● Task instructions
The entries that follow should come back exactly, with no pictures among them.

● Data to examine
-*-*-

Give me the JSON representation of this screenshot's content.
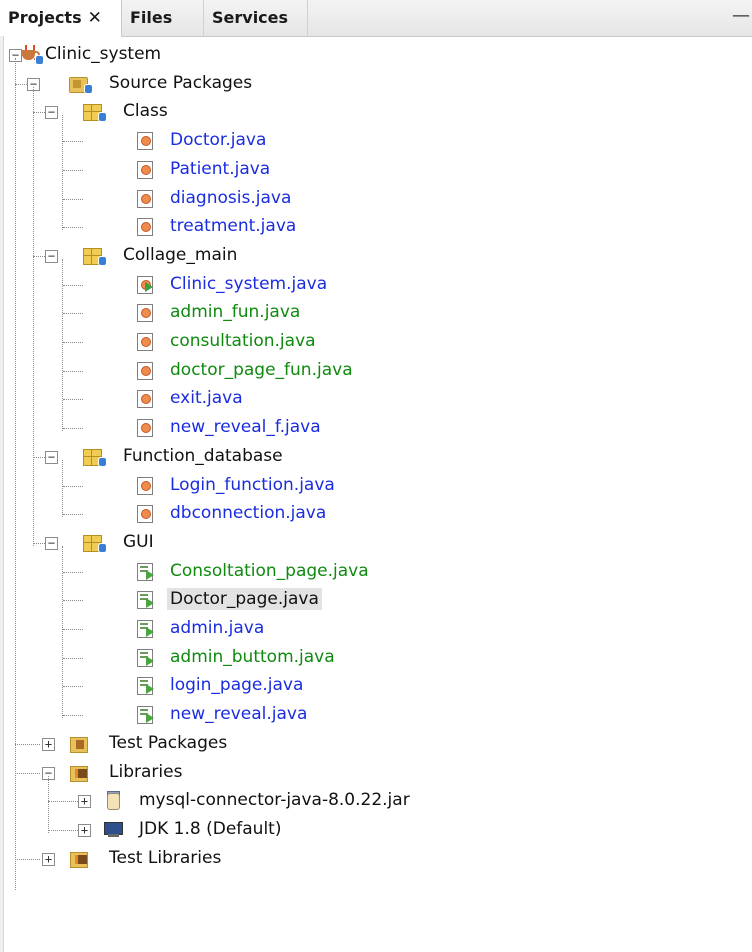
{
  "tabs": [
    {
      "label": "Projects",
      "close": "✕",
      "active": true
    },
    {
      "label": "Files"
    },
    {
      "label": "Services"
    }
  ],
  "window_control": "—",
  "tree": {
    "project": {
      "label": "Clinic_system",
      "icon": "coffee-cup-project-icon"
    },
    "source_packages": {
      "label": "Source Packages",
      "icon": "source-folder-icon"
    },
    "packages": [
      {
        "label": "Class",
        "files": [
          {
            "label": "Doctor.java",
            "color": "blue",
            "kind": "java"
          },
          {
            "label": "Patient.java",
            "color": "blue",
            "kind": "java"
          },
          {
            "label": "diagnosis.java",
            "color": "blue",
            "kind": "java"
          },
          {
            "label": "treatment.java",
            "color": "blue",
            "kind": "java"
          }
        ]
      },
      {
        "label": "Collage_main",
        "files": [
          {
            "label": "Clinic_system.java",
            "color": "blue",
            "kind": "main"
          },
          {
            "label": "admin_fun.java",
            "color": "green",
            "kind": "java"
          },
          {
            "label": "consultation.java",
            "color": "green",
            "kind": "java"
          },
          {
            "label": "doctor_page_fun.java",
            "color": "green",
            "kind": "java"
          },
          {
            "label": "exit.java",
            "color": "blue",
            "kind": "java"
          },
          {
            "label": "new_reveal_f.java",
            "color": "blue",
            "kind": "java"
          }
        ]
      },
      {
        "label": "Function_database",
        "files": [
          {
            "label": "Login_function.java",
            "color": "blue",
            "kind": "java"
          },
          {
            "label": "dbconnection.java",
            "color": "blue",
            "kind": "java"
          }
        ]
      },
      {
        "label": "GUI",
        "files": [
          {
            "label": "Consoltation_page.java",
            "color": "green",
            "kind": "form"
          },
          {
            "label": "Doctor_page.java",
            "color": "black",
            "kind": "form",
            "selected": true
          },
          {
            "label": "admin.java",
            "color": "blue",
            "kind": "form"
          },
          {
            "label": "admin_buttom.java",
            "color": "green",
            "kind": "form"
          },
          {
            "label": "login_page.java",
            "color": "blue",
            "kind": "form"
          },
          {
            "label": "new_reveal.java",
            "color": "blue",
            "kind": "form"
          }
        ]
      }
    ],
    "test_packages": {
      "label": "Test Packages"
    },
    "libraries": {
      "label": "Libraries",
      "items": [
        {
          "label": "mysql-connector-java-8.0.22.jar",
          "icon": "jar-icon"
        },
        {
          "label": "JDK 1.8 (Default)",
          "icon": "jdk-monitor-icon"
        }
      ]
    },
    "test_libraries": {
      "label": "Test Libraries"
    },
    "toggle_symbols": {
      "expanded": "−",
      "collapsed": "+"
    }
  }
}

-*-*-

● Response
Give me the JSON representation of this screenshot's content.
{
  "tabs": [
    {
      "label": "Projects",
      "close": "✕",
      "active": true
    },
    {
      "label": "Files"
    },
    {
      "label": "Services"
    }
  ],
  "window_control": "—",
  "tree": {
    "project": {
      "label": "Clinic_system",
      "icon": "coffee-cup-project-icon"
    },
    "source_packages": {
      "label": "Source Packages",
      "icon": "source-folder-icon"
    },
    "packages": [
      {
        "label": "Class",
        "files": [
          {
            "label": "Doctor.java",
            "color": "blue",
            "kind": "java"
          },
          {
            "label": "Patient.java",
            "color": "blue",
            "kind": "java"
          },
          {
            "label": "diagnosis.java",
            "color": "blue",
            "kind": "java"
          },
          {
            "label": "treatment.java",
            "color": "blue",
            "kind": "java"
          }
        ]
      },
      {
        "label": "Collage_main",
        "files": [
          {
            "label": "Clinic_system.java",
            "color": "blue",
            "kind": "main"
          },
          {
            "label": "admin_fun.java",
            "color": "green",
            "kind": "java"
          },
          {
            "label": "consultation.java",
            "color": "green",
            "kind": "java"
          },
          {
            "label": "doctor_page_fun.java",
            "color": "green",
            "kind": "java"
          },
          {
            "label": "exit.java",
            "color": "blue",
            "kind": "java"
          },
          {
            "label": "new_reveal_f.java",
            "color": "blue",
            "kind": "java"
          }
        ]
      },
      {
        "label": "Function_database",
        "files": [
          {
            "label": "Login_function.java",
            "color": "blue",
            "kind": "java"
          },
          {
            "label": "dbconnection.java",
            "color": "blue",
            "kind": "java"
          }
        ]
      },
      {
        "label": "GUI",
        "files": [
          {
            "label": "Consoltation_page.java",
            "color": "green",
            "kind": "form"
          },
          {
            "label": "Doctor_page.java",
            "color": "black",
            "kind": "form",
            "selected": true
          },
          {
            "label": "admin.java",
            "color": "blue",
            "kind": "form"
          },
          {
            "label": "admin_buttom.java",
            "color": "green",
            "kind": "form"
          },
          {
            "label": "login_page.java",
            "color": "blue",
            "kind": "form"
          },
          {
            "label": "new_reveal.java",
            "color": "blue",
            "kind": "form"
          }
        ]
      }
    ],
    "test_packages": {
      "label": "Test Packages"
    },
    "libraries": {
      "label": "Libraries",
      "items": [
        {
          "label": "mysql-connector-java-8.0.22.jar",
          "icon": "jar-icon"
        },
        {
          "label": "JDK 1.8 (Default)",
          "icon": "jdk-monitor-icon"
        }
      ]
    },
    "test_libraries": {
      "label": "Test Libraries"
    },
    "toggle_symbols": {
      "expanded": "−",
      "collapsed": "+"
    }
  }
}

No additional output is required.